Why This is Important: This is an important provision that allows taxpayers to go back and take advantage of losses against prior years where they had positive taxable income. The carryback of these losses are likely to result in a refund to the taxpayer, thus providing them additional liquidity.

How to Utilize Relief: There are two ways to claim a refund if there is a loss that can be carried back to prior years—through a tentative claim for a refund based on the carryback of a business loss or through the filing of an amended return.

Amendment v. Tentative Claim for Refund: An amended return takes much longer to prepare and may not be processed in a sufficient amount of time to meet a person’s liquidity needs. A tentative claim for a refund on the other hand is much quicker to prepare and is processed faster by the IRS. If you need cash now, filing a tentative claim for a refund is in your best interest.

What is important to note about these two methods is the ultimate due date—

  • A tentative refund claim for  business losses arising in 2018 is due by June 30 of this year;
  • A tentative refund claim for businesses losses arising in 2019 is due by December 31 of this year;
  • A tentative refund claim for losses arising in 2020 is due by December 31 of 2021

Temporary Increase of Business Interest Expense Limitations

General Overview of Business Interest Expense Limitation: As part of the Tax Cuts and Jobs Act of 2017, the federal government limited the amount of interest expense a qualifying person could deduct when calculating their taxable income essentially to 30% of their taxable income, adjusted for interest, taxes, depreciation and amortization (EBITDA).

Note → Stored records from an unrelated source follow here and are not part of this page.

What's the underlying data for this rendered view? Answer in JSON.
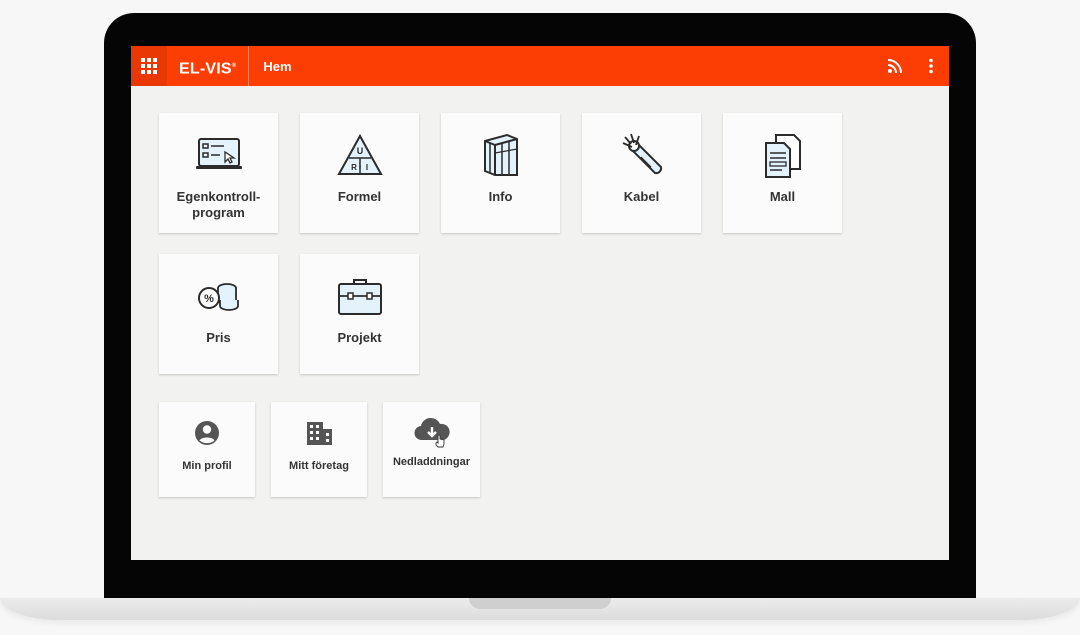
{
  "header": {
    "brand": "EL-VIS",
    "brand_mark": "®",
    "title": "Hem",
    "icons": [
      "apps-grid-icon",
      "rss-icon",
      "more-vert-icon"
    ]
  },
  "colors": {
    "primary": "#fc3d04",
    "tile_bg": "#fbfbfb",
    "screen_bg": "#f2f2f0",
    "icon_accent": "#e3f2fb"
  },
  "tiles": [
    {
      "label_line1": "Egenkontroll-",
      "label_line2": "program",
      "icon": "checklist-monitor-icon"
    },
    {
      "label": "Formel",
      "icon": "ohms-law-triangle-icon"
    },
    {
      "label": "Info",
      "icon": "books-icon"
    },
    {
      "label": "Kabel",
      "icon": "cable-icon"
    },
    {
      "label": "Mall",
      "icon": "documents-icon"
    },
    {
      "label": "Pris",
      "icon": "coins-percent-icon"
    },
    {
      "label": "Projekt",
      "icon": "briefcase-icon"
    }
  ],
  "shortcuts": [
    {
      "label": "Min profil",
      "icon": "account-circle-icon"
    },
    {
      "label": "Mitt företag",
      "icon": "building-icon"
    },
    {
      "label": "Nedladdningar",
      "icon": "cloud-download-icon"
    }
  ],
  "formula_glyphs": {
    "top": "U",
    "left": "R",
    "op": "•",
    "right": "I"
  }
}
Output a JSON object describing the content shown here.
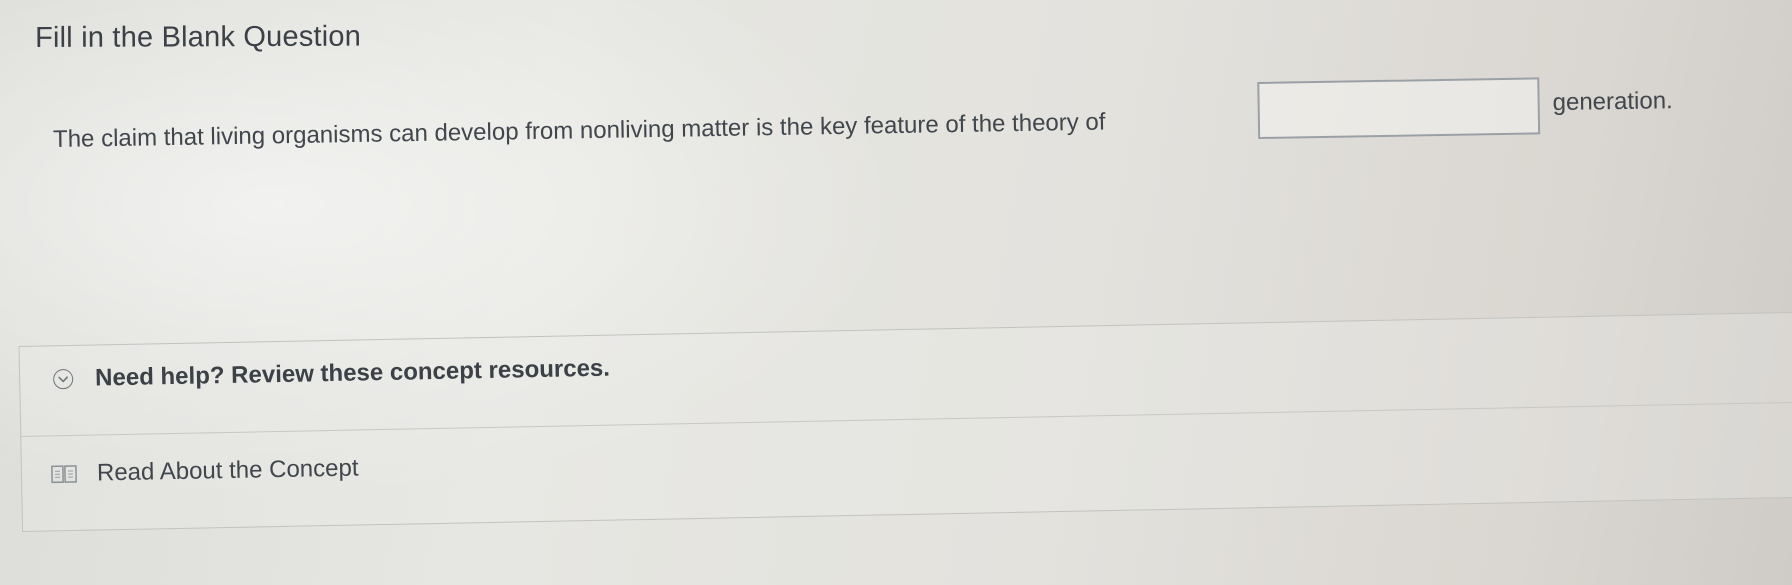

This provision had a major effect on operators in the real estate industry which generally utilizes a high-level of financing as part of their business model.

How COIVD-19 Relief Changed This: The federal government temporarily increased this 30% limitation to 50% for the 2019 and 2020 tax years.

                Temporary Removal of Limitation on Excess Business Losses

General Overview of Excess Business Loss Provision: As part of the Tax Cuts and Jobs Act of 2017, the federal government limited the amount of a loss received through a flow-through entity such as an sole proprietorship, an single-member LLC, an S corporation or a partnership that an individual or corporation could offset other income they generated in a given tax year. This limitation was set at $250,000 for single filers and $500,000 for married filing joint filers.

This provision was intended to prevent a individual or corporation from offsetting excessive losses from one operation or investment against other income it generated in a given year.

How COIVD-19 Relief Changed This: This provision was suspended for the 2018, 2019 and 2020 tax years for taxpayers other than corporations. Thus, this relief can generally only be utilized by individuals.

Important Note on Passive Loss Rules: What is important to note that this relief provision does NOT affect the passive loss rules that many real estate professionals and investors are subject to.

  • In fact, the passive loss limitation rules are applicable to calculating taxable income before considering this provision on excess business losses.
  • If you or a client are subject to the passive loss  rules, you will continue to be subject to such limitations without relief.